*** SUPPLIED DATA ***

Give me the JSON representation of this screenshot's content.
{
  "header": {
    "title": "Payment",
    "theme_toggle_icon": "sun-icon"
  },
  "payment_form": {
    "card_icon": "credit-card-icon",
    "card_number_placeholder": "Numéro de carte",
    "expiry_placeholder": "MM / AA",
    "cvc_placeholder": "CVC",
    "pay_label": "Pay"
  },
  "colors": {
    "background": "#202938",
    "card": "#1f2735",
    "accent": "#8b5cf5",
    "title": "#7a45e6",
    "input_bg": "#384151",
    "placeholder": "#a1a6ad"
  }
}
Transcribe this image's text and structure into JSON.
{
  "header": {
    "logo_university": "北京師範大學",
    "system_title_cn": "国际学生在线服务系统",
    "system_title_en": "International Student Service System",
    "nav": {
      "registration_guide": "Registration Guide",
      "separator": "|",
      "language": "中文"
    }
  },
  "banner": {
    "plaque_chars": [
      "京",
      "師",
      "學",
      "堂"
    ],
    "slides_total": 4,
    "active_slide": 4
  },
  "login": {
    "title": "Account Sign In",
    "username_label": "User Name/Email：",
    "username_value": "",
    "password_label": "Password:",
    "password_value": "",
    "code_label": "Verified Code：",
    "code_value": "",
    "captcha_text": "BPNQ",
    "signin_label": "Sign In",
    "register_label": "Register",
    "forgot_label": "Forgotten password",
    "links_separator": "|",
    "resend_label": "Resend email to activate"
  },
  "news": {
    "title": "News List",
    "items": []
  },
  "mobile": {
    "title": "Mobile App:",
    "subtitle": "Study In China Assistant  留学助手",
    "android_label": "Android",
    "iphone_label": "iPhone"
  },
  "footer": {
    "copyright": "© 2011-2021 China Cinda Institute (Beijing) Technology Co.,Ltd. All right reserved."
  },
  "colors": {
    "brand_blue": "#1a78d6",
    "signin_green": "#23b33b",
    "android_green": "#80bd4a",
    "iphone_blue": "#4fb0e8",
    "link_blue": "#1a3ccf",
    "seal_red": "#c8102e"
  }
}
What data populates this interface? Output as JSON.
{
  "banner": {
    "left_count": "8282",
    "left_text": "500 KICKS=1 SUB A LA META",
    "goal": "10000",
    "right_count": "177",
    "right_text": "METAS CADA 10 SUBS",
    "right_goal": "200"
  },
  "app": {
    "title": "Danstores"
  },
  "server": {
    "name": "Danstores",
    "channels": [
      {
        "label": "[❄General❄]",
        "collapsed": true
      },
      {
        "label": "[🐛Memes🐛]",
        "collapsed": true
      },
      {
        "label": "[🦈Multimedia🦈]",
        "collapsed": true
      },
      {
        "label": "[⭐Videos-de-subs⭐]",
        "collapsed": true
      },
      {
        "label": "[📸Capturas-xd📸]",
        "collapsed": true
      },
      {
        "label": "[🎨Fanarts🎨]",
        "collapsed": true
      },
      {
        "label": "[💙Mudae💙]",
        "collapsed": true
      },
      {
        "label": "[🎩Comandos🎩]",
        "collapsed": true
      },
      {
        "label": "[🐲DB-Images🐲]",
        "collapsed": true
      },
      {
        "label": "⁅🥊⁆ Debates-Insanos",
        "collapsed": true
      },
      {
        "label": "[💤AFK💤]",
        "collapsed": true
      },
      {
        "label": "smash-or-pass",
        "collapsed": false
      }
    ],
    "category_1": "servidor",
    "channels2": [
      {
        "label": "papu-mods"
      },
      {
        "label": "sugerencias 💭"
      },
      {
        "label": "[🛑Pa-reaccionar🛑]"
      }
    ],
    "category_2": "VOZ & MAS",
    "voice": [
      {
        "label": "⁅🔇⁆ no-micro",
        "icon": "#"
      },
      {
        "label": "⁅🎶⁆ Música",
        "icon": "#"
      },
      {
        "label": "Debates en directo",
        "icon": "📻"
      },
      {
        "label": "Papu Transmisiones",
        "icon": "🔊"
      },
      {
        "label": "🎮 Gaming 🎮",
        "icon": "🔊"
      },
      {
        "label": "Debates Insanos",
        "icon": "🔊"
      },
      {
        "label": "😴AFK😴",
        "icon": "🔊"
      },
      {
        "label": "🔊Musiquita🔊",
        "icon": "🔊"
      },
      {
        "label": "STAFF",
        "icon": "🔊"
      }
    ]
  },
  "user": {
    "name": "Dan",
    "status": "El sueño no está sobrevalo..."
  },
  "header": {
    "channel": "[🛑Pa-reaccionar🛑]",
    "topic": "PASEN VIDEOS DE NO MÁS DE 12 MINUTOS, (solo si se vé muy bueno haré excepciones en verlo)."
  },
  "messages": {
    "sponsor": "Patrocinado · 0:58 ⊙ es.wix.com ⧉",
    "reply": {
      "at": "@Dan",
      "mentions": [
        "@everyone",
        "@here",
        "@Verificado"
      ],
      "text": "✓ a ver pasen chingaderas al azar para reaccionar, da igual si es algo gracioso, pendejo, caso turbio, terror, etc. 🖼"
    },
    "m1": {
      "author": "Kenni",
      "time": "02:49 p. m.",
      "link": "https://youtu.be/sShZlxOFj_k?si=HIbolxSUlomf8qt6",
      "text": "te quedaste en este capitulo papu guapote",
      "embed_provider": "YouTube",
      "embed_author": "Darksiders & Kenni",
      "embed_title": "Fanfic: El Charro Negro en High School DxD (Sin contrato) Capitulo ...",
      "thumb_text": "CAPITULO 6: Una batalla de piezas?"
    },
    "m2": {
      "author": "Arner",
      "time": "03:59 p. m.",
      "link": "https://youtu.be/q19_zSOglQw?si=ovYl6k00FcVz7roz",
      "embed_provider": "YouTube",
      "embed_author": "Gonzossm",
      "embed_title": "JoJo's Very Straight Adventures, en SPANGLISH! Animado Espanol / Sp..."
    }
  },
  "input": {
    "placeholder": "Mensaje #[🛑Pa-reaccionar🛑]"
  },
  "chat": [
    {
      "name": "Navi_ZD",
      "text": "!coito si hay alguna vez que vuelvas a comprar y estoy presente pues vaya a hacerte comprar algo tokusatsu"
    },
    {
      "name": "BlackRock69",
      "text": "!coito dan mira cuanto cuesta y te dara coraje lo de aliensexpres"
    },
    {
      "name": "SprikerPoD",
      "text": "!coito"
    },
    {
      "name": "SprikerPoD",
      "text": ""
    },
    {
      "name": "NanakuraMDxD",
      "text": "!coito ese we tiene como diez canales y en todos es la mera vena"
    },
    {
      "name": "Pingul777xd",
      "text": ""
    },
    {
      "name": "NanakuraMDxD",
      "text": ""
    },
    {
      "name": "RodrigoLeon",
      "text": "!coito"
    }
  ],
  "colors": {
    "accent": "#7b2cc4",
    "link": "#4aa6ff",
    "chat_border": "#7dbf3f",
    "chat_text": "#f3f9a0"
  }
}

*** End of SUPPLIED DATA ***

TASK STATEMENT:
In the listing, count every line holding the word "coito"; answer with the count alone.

WRITTEN ANSWER:
5